|Abstract:||Work and Love. Commentary on the history of relationship
The relationship between work and love has several facets. From a historical point of view, the working society emerged at the same time as did the "love society", namely at the end of the 18th century. Of course, work has been regarded as a positive value since much longer, as the asset of a nation. However, work now became a central category that established the identity of an individual on the one hand, and determined the future on the other. The same applied to love. The relationship between heterosexual couples was stripped on the normative plane of pragmatism in terms of strategic family calculations and was exclusively based on love. This form of relationship initially concerned marriage ("love marriage") but also included a new language, independent of standard norms.

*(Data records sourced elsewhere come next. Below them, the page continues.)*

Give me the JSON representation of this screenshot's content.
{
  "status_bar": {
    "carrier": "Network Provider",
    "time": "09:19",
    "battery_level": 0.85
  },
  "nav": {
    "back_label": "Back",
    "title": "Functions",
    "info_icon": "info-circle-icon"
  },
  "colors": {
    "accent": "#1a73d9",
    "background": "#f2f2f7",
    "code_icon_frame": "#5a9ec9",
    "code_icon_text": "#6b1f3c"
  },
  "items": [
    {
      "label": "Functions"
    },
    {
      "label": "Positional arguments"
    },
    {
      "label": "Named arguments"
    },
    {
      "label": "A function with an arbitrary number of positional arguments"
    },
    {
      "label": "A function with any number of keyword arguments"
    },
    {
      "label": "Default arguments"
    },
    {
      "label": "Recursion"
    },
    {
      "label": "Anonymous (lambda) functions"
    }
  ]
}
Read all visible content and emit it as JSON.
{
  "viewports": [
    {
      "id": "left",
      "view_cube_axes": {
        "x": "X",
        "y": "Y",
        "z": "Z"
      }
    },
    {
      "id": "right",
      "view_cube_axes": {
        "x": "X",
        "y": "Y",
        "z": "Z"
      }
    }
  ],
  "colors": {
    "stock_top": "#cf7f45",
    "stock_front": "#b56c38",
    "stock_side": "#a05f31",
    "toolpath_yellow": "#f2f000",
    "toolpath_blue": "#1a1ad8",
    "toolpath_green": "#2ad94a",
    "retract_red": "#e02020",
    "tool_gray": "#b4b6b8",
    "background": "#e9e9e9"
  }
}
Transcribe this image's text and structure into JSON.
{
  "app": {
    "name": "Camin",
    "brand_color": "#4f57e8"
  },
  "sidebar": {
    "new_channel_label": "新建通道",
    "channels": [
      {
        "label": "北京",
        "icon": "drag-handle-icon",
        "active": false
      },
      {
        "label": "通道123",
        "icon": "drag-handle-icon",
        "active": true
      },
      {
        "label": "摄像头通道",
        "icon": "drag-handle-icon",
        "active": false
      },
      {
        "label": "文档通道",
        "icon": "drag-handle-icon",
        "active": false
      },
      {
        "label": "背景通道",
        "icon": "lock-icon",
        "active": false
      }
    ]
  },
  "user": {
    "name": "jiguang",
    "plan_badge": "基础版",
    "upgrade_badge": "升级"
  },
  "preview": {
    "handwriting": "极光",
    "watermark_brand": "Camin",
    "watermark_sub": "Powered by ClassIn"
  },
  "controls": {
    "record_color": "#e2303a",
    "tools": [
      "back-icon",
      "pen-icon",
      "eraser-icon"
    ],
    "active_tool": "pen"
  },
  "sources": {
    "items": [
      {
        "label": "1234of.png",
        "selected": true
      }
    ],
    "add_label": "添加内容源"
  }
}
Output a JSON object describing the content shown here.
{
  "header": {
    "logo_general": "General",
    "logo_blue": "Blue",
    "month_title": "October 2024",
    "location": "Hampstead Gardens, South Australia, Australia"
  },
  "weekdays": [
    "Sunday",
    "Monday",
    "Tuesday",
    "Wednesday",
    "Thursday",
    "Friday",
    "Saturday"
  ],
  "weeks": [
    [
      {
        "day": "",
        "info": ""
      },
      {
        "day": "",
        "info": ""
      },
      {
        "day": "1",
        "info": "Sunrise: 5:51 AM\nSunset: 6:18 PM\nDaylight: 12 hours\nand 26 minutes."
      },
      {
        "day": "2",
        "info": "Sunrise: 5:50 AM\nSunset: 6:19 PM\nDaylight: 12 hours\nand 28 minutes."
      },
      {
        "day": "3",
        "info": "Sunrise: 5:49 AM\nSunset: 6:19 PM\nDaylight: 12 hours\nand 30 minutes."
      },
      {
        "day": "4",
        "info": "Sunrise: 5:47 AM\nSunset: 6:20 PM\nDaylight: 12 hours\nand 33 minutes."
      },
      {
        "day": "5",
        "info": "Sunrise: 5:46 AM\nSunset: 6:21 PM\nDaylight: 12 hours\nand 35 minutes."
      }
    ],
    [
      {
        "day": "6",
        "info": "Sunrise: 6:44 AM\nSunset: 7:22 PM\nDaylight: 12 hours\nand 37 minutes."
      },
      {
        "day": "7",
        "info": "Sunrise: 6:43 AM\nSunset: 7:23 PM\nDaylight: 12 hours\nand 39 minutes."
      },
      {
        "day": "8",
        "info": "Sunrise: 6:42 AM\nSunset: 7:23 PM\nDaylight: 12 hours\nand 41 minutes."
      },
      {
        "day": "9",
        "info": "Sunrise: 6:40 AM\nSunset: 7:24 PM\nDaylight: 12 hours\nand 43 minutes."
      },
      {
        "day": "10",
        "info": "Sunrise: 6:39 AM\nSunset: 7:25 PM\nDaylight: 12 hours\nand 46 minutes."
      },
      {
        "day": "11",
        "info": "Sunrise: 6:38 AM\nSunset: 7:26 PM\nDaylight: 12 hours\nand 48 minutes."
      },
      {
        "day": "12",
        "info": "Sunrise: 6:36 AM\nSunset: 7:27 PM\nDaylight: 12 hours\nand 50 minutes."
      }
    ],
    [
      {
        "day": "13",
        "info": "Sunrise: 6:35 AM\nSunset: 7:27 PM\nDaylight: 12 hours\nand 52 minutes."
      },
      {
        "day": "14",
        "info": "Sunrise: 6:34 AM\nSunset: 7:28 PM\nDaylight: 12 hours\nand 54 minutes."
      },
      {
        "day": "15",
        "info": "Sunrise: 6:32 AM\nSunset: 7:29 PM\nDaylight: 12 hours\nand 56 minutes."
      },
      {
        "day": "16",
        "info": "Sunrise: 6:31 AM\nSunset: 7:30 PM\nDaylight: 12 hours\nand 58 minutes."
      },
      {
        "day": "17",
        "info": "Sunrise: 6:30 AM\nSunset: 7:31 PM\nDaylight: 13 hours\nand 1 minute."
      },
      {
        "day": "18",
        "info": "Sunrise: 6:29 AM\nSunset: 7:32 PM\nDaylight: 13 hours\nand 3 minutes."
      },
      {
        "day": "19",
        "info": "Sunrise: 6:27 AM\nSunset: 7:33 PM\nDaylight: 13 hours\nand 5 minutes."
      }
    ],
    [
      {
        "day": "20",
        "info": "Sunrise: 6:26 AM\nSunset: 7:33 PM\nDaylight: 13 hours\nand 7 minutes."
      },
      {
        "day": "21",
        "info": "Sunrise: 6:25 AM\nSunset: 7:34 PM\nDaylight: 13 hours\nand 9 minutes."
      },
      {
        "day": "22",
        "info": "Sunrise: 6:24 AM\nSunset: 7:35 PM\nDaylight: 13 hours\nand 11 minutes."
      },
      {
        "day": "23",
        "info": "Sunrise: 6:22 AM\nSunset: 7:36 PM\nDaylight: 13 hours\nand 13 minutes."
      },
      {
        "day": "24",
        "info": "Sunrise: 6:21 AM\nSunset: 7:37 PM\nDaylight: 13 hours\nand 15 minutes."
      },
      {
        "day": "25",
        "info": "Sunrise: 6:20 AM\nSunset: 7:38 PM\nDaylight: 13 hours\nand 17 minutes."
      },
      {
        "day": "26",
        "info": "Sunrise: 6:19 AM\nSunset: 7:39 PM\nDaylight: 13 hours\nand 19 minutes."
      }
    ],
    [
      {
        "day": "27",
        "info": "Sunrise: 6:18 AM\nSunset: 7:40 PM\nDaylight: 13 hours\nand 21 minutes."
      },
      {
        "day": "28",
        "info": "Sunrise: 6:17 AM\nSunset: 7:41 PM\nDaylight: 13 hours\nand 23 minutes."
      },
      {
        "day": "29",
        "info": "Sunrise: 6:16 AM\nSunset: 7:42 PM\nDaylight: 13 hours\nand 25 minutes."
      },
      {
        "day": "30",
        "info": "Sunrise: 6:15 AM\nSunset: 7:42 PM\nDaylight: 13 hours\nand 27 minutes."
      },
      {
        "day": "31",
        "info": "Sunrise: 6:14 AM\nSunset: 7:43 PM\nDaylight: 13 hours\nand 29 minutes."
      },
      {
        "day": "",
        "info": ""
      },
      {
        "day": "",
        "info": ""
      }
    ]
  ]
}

This common root of love and work as the two major categories that establish identity and constitute central systems of orientation, two categories that could increase their importance in a growing, secular society were, in the beginning, hardly discussed by contemporaries. One exception is Charles Fourier who makes this context the basis of his social system. He is described as the great philosopher of love but he was also the great philosopher of work. He regarded love and work as forms of energy that must be used correctly in order to increase the wealth of a society, the social resources and happiness of individuals.
Discussions in the research of women stress the sex-specific location of love and work, while discussions in sociology (Dux, Beck-Gernsheim) are concerned with the renaissance of love that goes along with the (presumed) loss of significance of work. Nevertheless, the historiography of work and love has devoted little attention to this development.
Edith Saurer (*1942 in Vienna) is a professor at the Institute of History, University of Vienna. She studied history, German literature and theatre sciences at the University of Vienna, then she went on a long research stay to Rome. She taught and did research at the University of Vienna, and has a professorship at the Institute of Modern History since 1992. Visiting professor in Bielefeld, Naples, Leipzig and the European University in Florence.
Associate editor of L'Homme. Magazine for feministic historical science, historical anthropology. Cultural society. Everyday life.
Numerous publications on social, cultural and women's history and the history of the sexes, e.g. "Street, smuggling, lottery games. Material culture and the State" (1989) and editor of "The religion of the sexes. Historical aspects of religious mentalities".
|Institution:||Institute for History, University of Vienna, A|